I'd like the data beneath this line reproduced exactly, without any of its images.
───── Data to examine
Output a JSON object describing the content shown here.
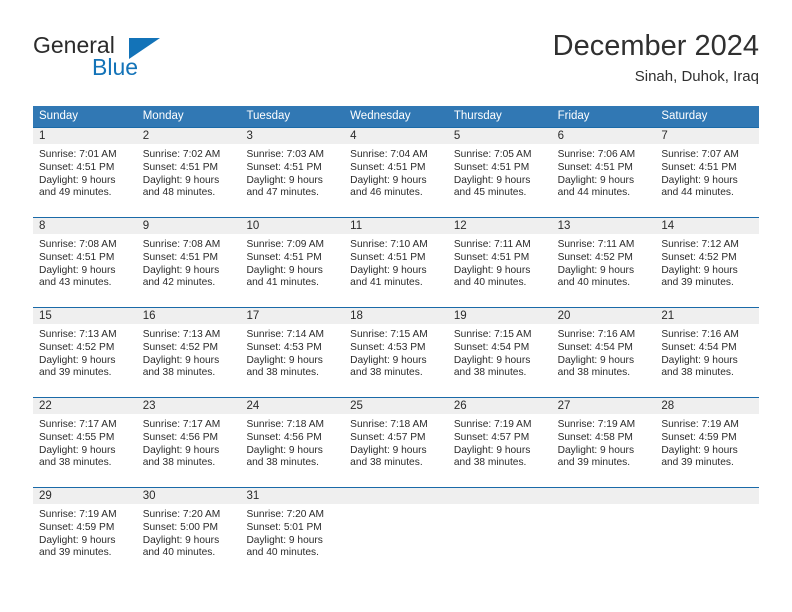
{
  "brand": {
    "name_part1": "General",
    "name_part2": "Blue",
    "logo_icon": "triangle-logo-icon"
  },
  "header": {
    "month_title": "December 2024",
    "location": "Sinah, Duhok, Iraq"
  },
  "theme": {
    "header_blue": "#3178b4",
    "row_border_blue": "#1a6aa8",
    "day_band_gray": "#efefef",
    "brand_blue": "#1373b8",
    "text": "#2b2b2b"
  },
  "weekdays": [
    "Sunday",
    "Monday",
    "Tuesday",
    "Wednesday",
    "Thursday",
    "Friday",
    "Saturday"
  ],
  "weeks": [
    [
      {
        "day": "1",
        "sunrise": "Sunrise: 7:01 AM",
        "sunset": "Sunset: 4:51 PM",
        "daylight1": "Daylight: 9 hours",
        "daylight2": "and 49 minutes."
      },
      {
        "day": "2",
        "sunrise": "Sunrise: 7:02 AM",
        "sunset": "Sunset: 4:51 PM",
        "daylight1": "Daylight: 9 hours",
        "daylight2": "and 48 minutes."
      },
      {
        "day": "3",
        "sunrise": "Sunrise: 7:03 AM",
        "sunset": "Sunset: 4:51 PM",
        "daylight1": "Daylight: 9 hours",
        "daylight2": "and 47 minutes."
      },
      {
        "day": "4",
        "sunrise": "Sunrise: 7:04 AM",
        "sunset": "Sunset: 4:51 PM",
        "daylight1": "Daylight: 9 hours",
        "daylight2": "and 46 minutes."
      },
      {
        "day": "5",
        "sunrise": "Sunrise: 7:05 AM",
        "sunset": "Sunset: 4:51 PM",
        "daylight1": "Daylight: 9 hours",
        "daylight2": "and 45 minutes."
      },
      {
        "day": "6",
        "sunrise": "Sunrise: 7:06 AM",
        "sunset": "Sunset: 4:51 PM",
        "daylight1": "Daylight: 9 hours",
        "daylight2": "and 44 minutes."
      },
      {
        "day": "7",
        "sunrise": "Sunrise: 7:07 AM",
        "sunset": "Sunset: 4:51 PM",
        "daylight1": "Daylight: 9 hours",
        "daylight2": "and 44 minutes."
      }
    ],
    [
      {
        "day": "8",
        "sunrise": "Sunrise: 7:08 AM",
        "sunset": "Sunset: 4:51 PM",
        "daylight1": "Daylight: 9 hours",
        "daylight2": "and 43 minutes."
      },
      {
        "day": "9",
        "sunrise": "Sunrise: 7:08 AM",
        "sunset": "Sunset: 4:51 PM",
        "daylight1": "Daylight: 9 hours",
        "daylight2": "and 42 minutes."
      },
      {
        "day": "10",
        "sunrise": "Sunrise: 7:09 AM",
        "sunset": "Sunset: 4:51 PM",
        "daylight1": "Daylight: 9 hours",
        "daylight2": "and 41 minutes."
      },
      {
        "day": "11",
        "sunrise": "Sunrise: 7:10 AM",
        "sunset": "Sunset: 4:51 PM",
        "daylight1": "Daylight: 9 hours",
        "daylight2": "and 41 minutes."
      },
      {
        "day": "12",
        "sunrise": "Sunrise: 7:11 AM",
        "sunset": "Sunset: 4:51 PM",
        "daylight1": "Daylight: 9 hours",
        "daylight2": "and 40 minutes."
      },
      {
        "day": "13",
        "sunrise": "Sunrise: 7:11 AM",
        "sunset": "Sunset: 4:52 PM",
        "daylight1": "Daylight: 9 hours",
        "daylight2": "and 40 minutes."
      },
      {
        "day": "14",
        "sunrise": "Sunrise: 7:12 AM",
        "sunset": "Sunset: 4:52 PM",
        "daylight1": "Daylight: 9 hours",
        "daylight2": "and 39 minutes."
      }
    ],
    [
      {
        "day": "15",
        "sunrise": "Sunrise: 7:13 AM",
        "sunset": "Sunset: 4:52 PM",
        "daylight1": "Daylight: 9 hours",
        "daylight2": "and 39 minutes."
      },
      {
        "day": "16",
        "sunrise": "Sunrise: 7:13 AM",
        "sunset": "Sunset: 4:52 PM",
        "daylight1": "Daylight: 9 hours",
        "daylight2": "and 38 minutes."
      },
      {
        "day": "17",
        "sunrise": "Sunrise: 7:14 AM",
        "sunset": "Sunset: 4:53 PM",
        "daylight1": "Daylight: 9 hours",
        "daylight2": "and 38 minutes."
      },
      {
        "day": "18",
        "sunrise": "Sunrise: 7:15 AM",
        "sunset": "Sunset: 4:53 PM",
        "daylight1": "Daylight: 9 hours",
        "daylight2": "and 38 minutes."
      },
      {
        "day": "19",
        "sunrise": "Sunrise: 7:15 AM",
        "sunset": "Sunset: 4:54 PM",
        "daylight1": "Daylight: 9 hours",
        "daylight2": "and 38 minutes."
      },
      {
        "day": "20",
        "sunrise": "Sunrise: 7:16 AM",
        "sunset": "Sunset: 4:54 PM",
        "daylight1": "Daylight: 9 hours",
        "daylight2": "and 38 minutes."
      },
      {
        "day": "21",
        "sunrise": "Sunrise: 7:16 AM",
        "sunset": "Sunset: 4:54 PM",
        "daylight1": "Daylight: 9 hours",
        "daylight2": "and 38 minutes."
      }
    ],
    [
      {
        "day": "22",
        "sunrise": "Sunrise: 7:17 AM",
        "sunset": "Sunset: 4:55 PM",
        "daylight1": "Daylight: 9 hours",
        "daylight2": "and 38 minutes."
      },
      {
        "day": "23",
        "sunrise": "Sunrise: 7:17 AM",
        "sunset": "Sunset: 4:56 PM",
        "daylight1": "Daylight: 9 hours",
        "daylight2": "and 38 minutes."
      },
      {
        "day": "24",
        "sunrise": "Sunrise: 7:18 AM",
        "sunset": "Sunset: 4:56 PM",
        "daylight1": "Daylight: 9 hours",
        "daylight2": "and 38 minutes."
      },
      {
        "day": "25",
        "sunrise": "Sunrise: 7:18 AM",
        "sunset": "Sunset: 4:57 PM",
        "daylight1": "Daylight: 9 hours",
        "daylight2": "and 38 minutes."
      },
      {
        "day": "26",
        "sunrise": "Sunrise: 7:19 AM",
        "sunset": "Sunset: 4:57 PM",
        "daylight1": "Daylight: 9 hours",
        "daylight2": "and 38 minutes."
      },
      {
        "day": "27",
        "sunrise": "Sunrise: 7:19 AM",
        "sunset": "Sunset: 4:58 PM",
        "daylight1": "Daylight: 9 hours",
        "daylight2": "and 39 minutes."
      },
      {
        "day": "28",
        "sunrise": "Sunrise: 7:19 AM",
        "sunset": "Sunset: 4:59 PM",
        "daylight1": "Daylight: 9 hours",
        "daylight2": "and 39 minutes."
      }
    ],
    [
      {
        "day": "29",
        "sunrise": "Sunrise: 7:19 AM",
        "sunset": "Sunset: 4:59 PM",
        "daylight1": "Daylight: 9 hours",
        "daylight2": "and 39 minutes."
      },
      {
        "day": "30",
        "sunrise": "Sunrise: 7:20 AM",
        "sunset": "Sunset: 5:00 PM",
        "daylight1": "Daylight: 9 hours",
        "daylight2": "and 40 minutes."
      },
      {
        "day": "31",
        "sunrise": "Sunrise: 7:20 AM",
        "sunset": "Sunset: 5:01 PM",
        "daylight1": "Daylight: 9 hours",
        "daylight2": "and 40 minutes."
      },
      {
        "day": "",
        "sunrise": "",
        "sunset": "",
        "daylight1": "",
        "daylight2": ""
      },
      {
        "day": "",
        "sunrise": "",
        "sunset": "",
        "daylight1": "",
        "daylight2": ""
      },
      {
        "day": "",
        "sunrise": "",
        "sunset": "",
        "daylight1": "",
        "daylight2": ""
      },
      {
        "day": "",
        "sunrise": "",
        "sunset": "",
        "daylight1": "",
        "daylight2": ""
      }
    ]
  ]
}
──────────
▸ Solution to the exercise
Output a JSON object describing the content shown here.
{
  "brand": {
    "name_part1": "General",
    "name_part2": "Blue",
    "logo_icon": "triangle-logo-icon"
  },
  "header": {
    "month_title": "December 2024",
    "location": "Sinah, Duhok, Iraq"
  },
  "theme": {
    "header_blue": "#3178b4",
    "row_border_blue": "#1a6aa8",
    "day_band_gray": "#efefef",
    "brand_blue": "#1373b8",
    "text": "#2b2b2b"
  },
  "weekdays": [
    "Sunday",
    "Monday",
    "Tuesday",
    "Wednesday",
    "Thursday",
    "Friday",
    "Saturday"
  ],
  "weeks": [
    [
      {
        "day": "1",
        "sunrise": "Sunrise: 7:01 AM",
        "sunset": "Sunset: 4:51 PM",
        "daylight1": "Daylight: 9 hours",
        "daylight2": "and 49 minutes."
      },
      {
        "day": "2",
        "sunrise": "Sunrise: 7:02 AM",
        "sunset": "Sunset: 4:51 PM",
        "daylight1": "Daylight: 9 hours",
        "daylight2": "and 48 minutes."
      },
      {
        "day": "3",
        "sunrise": "Sunrise: 7:03 AM",
        "sunset": "Sunset: 4:51 PM",
        "daylight1": "Daylight: 9 hours",
        "daylight2": "and 47 minutes."
      },
      {
        "day": "4",
        "sunrise": "Sunrise: 7:04 AM",
        "sunset": "Sunset: 4:51 PM",
        "daylight1": "Daylight: 9 hours",
        "daylight2": "and 46 minutes."
      },
      {
        "day": "5",
        "sunrise": "Sunrise: 7:05 AM",
        "sunset": "Sunset: 4:51 PM",
        "daylight1": "Daylight: 9 hours",
        "daylight2": "and 45 minutes."
      },
      {
        "day": "6",
        "sunrise": "Sunrise: 7:06 AM",
        "sunset": "Sunset: 4:51 PM",
        "daylight1": "Daylight: 9 hours",
        "daylight2": "and 44 minutes."
      },
      {
        "day": "7",
        "sunrise": "Sunrise: 7:07 AM",
        "sunset": "Sunset: 4:51 PM",
        "daylight1": "Daylight: 9 hours",
        "daylight2": "and 44 minutes."
      }
    ],
    [
      {
        "day": "8",
        "sunrise": "Sunrise: 7:08 AM",
        "sunset": "Sunset: 4:51 PM",
        "daylight1": "Daylight: 9 hours",
        "daylight2": "and 43 minutes."
      },
      {
        "day": "9",
        "sunrise": "Sunrise: 7:08 AM",
        "sunset": "Sunset: 4:51 PM",
        "daylight1": "Daylight: 9 hours",
        "daylight2": "and 42 minutes."
      },
      {
        "day": "10",
        "sunrise": "Sunrise: 7:09 AM",
        "sunset": "Sunset: 4:51 PM",
        "daylight1": "Daylight: 9 hours",
        "daylight2": "and 41 minutes."
      },
      {
        "day": "11",
        "sunrise": "Sunrise: 7:10 AM",
        "sunset": "Sunset: 4:51 PM",
        "daylight1": "Daylight: 9 hours",
        "daylight2": "and 41 minutes."
      },
      {
        "day": "12",
        "sunrise": "Sunrise: 7:11 AM",
        "sunset": "Sunset: 4:51 PM",
        "daylight1": "Daylight: 9 hours",
        "daylight2": "and 40 minutes."
      },
      {
        "day": "13",
        "sunrise": "Sunrise: 7:11 AM",
        "sunset": "Sunset: 4:52 PM",
        "daylight1": "Daylight: 9 hours",
        "daylight2": "and 40 minutes."
      },
      {
        "day": "14",
        "sunrise": "Sunrise: 7:12 AM",
        "sunset": "Sunset: 4:52 PM",
        "daylight1": "Daylight: 9 hours",
        "daylight2": "and 39 minutes."
      }
    ],
    [
      {
        "day": "15",
        "sunrise": "Sunrise: 7:13 AM",
        "sunset": "Sunset: 4:52 PM",
        "daylight1": "Daylight: 9 hours",
        "daylight2": "and 39 minutes."
      },
      {
        "day": "16",
        "sunrise": "Sunrise: 7:13 AM",
        "sunset": "Sunset: 4:52 PM",
        "daylight1": "Daylight: 9 hours",
        "daylight2": "and 38 minutes."
      },
      {
        "day": "17",
        "sunrise": "Sunrise: 7:14 AM",
        "sunset": "Sunset: 4:53 PM",
        "daylight1": "Daylight: 9 hours",
        "daylight2": "and 38 minutes."
      },
      {
        "day": "18",
        "sunrise": "Sunrise: 7:15 AM",
        "sunset": "Sunset: 4:53 PM",
        "daylight1": "Daylight: 9 hours",
        "daylight2": "and 38 minutes."
      },
      {
        "day": "19",
        "sunrise": "Sunrise: 7:15 AM",
        "sunset": "Sunset: 4:54 PM",
        "daylight1": "Daylight: 9 hours",
        "daylight2": "and 38 minutes."
      },
      {
        "day": "20",
        "sunrise": "Sunrise: 7:16 AM",
        "sunset": "Sunset: 4:54 PM",
        "daylight1": "Daylight: 9 hours",
        "daylight2": "and 38 minutes."
      },
      {
        "day": "21",
        "sunrise": "Sunrise: 7:16 AM",
        "sunset": "Sunset: 4:54 PM",
        "daylight1": "Daylight: 9 hours",
        "daylight2": "and 38 minutes."
      }
    ],
    [
      {
        "day": "22",
        "sunrise": "Sunrise: 7:17 AM",
        "sunset": "Sunset: 4:55 PM",
        "daylight1": "Daylight: 9 hours",
        "daylight2": "and 38 minutes."
      },
      {
        "day": "23",
        "sunrise": "Sunrise: 7:17 AM",
        "sunset": "Sunset: 4:56 PM",
        "daylight1": "Daylight: 9 hours",
        "daylight2": "and 38 minutes."
      },
      {
        "day": "24",
        "sunrise": "Sunrise: 7:18 AM",
        "sunset": "Sunset: 4:56 PM",
        "daylight1": "Daylight: 9 hours",
        "daylight2": "and 38 minutes."
      },
      {
        "day": "25",
        "sunrise": "Sunrise: 7:18 AM",
        "sunset": "Sunset: 4:57 PM",
        "daylight1": "Daylight: 9 hours",
        "daylight2": "and 38 minutes."
      },
      {
        "day": "26",
        "sunrise": "Sunrise: 7:19 AM",
        "sunset": "Sunset: 4:57 PM",
        "daylight1": "Daylight: 9 hours",
        "daylight2": "and 38 minutes."
      },
      {
        "day": "27",
        "sunrise": "Sunrise: 7:19 AM",
        "sunset": "Sunset: 4:58 PM",
        "daylight1": "Daylight: 9 hours",
        "daylight2": "and 39 minutes."
      },
      {
        "day": "28",
        "sunrise": "Sunrise: 7:19 AM",
        "sunset": "Sunset: 4:59 PM",
        "daylight1": "Daylight: 9 hours",
        "daylight2": "and 39 minutes."
      }
    ],
    [
      {
        "day": "29",
        "sunrise": "Sunrise: 7:19 AM",
        "sunset": "Sunset: 4:59 PM",
        "daylight1": "Daylight: 9 hours",
        "daylight2": "and 39 minutes."
      },
      {
        "day": "30",
        "sunrise": "Sunrise: 7:20 AM",
        "sunset": "Sunset: 5:00 PM",
        "daylight1": "Daylight: 9 hours",
        "daylight2": "and 40 minutes."
      },
      {
        "day": "31",
        "sunrise": "Sunrise: 7:20 AM",
        "sunset": "Sunset: 5:01 PM",
        "daylight1": "Daylight: 9 hours",
        "daylight2": "and 40 minutes."
      },
      {
        "day": "",
        "sunrise": "",
        "sunset": "",
        "daylight1": "",
        "daylight2": ""
      },
      {
        "day": "",
        "sunrise": "",
        "sunset": "",
        "daylight1": "",
        "daylight2": ""
      },
      {
        "day": "",
        "sunrise": "",
        "sunset": "",
        "daylight1": "",
        "daylight2": ""
      },
      {
        "day": "",
        "sunrise": "",
        "sunset": "",
        "daylight1": "",
        "daylight2": ""
      }
    ]
  ]
}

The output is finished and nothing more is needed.